WORCESTER has avoided being placed in the top two tiers of the government’s new system, despite being close to the threshold.

The latest data on infection rates across the country shows the rate for Worcester is currently 80 per 100,000 people. This is higher than the national average of 77.

The figures show there were 81 cases of coronavirus in the city in the week from October 3 to October 9, an increase of 14 from the week before.

In Malvern Hills, the current infection rate sits at 64 per 100,000 people with 50 cases in the week leading up to October 9. This is an increase of 10 from the previous week.

In Wychavon, there are 48 cases per 100,000 with 62 cases in the week leading up to October 9. This is actually a decrease of 17 compared to the previous week.

READ MORE: What does the government's three-tier system mean for Worcestershire?

Worcester MP Robin Walker called on people in the city to keep up the good work keeping the infection rate down.

He said: “It is a very concerning situation nationally but thankfully we are in the lowest tier for now. Although we are in the medium risk tier, we still need to take the proper precautions and respect the rule of six.

"Hopefully it will be something of a wake-up call to those who are breaking the regulations."

Under the new government system, all local authority areas will be put into the ‘medium’ tier by default, with areas experiencing local lockdowns currently being placed in ‘high’.

The places where infections are rising the most quickly will be placed into the ‘very high’ category. This will involve bans on social gatherings and the closures of pubs and restaurants.

READ MORE: Another coronavirus case confirmed at school in Worcester

Speaking in the Commons on Monday, prime minister Boris Johnson said: “The number of cases has quadrupled in the last three weeks and there are more people in hospital now than in March.

“There are those who believe we should go into a second national lockdown of indefinite length, but I do not believe that is the right course of action.

"There are also those who say the patience of the public is expended, and that we should stand aside and let the virus run its course.

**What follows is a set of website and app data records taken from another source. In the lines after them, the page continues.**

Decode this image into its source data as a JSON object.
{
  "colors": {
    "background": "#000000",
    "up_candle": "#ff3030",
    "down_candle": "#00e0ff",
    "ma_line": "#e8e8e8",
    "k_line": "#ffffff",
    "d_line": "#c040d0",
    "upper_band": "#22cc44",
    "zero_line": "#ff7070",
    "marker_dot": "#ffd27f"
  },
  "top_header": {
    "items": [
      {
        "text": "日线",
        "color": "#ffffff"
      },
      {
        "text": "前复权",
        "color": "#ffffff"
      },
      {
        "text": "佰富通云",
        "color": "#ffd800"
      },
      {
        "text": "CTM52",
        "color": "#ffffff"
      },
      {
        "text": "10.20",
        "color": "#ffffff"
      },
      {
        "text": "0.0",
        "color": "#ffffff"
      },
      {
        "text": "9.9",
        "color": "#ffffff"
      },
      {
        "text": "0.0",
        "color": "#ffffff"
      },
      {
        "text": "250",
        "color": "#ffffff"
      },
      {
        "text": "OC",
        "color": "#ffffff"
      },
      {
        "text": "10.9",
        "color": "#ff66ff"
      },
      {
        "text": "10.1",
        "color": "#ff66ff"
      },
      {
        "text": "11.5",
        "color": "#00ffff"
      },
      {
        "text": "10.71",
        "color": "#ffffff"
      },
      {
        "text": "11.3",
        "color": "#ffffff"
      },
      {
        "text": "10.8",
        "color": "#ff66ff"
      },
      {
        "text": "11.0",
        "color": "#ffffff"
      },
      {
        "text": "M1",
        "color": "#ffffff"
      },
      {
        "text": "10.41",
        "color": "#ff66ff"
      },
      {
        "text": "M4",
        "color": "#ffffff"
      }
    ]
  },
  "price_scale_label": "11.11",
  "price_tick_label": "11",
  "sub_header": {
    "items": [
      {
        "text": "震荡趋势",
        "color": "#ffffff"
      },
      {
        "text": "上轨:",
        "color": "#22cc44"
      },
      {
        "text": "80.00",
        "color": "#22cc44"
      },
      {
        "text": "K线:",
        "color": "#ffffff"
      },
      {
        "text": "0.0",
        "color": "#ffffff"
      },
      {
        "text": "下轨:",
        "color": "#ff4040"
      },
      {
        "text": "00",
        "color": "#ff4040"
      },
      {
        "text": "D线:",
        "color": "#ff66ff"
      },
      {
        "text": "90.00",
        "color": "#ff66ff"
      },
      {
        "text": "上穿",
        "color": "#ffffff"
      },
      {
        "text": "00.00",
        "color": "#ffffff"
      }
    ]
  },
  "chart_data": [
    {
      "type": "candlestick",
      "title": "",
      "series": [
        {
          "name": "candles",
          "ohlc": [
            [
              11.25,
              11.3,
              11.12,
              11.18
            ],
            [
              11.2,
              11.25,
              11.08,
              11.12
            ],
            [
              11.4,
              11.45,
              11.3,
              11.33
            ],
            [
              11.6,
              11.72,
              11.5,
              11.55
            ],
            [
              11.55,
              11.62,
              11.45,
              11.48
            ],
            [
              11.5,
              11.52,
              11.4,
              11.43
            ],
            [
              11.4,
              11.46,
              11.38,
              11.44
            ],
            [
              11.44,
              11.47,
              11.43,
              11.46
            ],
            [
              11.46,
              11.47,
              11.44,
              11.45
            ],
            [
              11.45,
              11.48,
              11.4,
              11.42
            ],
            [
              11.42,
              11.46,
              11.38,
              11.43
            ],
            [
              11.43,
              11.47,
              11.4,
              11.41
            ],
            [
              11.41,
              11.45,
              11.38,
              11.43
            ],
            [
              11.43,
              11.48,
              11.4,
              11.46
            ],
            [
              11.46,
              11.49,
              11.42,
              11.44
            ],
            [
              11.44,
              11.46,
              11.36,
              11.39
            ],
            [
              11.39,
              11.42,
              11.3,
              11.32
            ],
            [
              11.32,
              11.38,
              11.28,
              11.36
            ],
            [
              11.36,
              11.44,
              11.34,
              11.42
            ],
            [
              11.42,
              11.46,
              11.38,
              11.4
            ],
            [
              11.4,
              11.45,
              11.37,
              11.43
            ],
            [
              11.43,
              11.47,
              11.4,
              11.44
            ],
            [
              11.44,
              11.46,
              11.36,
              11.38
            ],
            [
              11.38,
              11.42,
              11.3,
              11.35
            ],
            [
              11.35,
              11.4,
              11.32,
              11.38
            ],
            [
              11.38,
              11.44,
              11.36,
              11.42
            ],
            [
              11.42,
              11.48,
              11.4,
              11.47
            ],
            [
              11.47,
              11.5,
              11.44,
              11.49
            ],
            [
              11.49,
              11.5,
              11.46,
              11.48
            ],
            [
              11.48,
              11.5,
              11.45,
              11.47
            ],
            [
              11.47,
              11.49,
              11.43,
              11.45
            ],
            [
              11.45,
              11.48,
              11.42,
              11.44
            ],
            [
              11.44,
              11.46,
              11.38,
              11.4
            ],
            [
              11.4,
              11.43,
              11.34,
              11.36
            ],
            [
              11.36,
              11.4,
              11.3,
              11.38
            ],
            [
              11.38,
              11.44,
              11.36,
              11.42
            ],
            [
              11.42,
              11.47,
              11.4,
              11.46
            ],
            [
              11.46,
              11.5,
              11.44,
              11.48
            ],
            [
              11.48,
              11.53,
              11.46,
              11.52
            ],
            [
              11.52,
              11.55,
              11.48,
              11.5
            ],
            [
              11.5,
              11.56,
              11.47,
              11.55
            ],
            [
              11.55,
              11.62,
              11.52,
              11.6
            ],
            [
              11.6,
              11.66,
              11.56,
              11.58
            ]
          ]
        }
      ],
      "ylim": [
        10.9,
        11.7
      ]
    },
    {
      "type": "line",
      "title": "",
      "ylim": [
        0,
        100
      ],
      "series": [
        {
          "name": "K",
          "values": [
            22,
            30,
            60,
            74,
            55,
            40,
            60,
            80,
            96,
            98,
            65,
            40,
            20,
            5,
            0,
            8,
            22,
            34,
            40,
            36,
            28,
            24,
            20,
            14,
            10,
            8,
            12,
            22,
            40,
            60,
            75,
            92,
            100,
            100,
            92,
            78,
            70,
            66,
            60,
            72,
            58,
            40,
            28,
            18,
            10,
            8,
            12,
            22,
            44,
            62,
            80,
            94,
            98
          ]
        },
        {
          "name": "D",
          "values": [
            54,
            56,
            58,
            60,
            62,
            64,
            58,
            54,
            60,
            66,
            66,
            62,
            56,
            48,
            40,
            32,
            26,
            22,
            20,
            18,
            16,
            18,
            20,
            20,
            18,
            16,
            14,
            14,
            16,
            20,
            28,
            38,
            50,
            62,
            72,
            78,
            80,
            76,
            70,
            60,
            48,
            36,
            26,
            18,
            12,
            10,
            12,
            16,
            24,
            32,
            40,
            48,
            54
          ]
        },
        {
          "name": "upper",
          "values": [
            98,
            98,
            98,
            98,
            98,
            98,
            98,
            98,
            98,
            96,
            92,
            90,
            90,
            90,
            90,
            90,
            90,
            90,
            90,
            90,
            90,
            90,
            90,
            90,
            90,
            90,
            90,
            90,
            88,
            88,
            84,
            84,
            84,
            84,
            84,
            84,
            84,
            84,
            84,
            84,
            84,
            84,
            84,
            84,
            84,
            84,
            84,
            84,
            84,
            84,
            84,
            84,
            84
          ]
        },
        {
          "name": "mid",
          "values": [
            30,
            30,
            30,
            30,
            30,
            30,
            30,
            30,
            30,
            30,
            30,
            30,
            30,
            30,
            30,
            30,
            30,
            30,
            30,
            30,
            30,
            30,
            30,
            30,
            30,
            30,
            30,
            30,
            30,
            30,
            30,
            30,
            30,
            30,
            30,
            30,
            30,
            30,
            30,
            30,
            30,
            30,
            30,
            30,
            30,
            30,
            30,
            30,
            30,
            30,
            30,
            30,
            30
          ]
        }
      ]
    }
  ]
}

“I understand the emotions and frustrations of those who have been chafing under the restrictions, but if we were to take that step, not only would there be an intolerable death toll, we would put so much strain on the NHS that the doctors and nurses would not be able to treat patients for cancer, heart disease and other conditions.”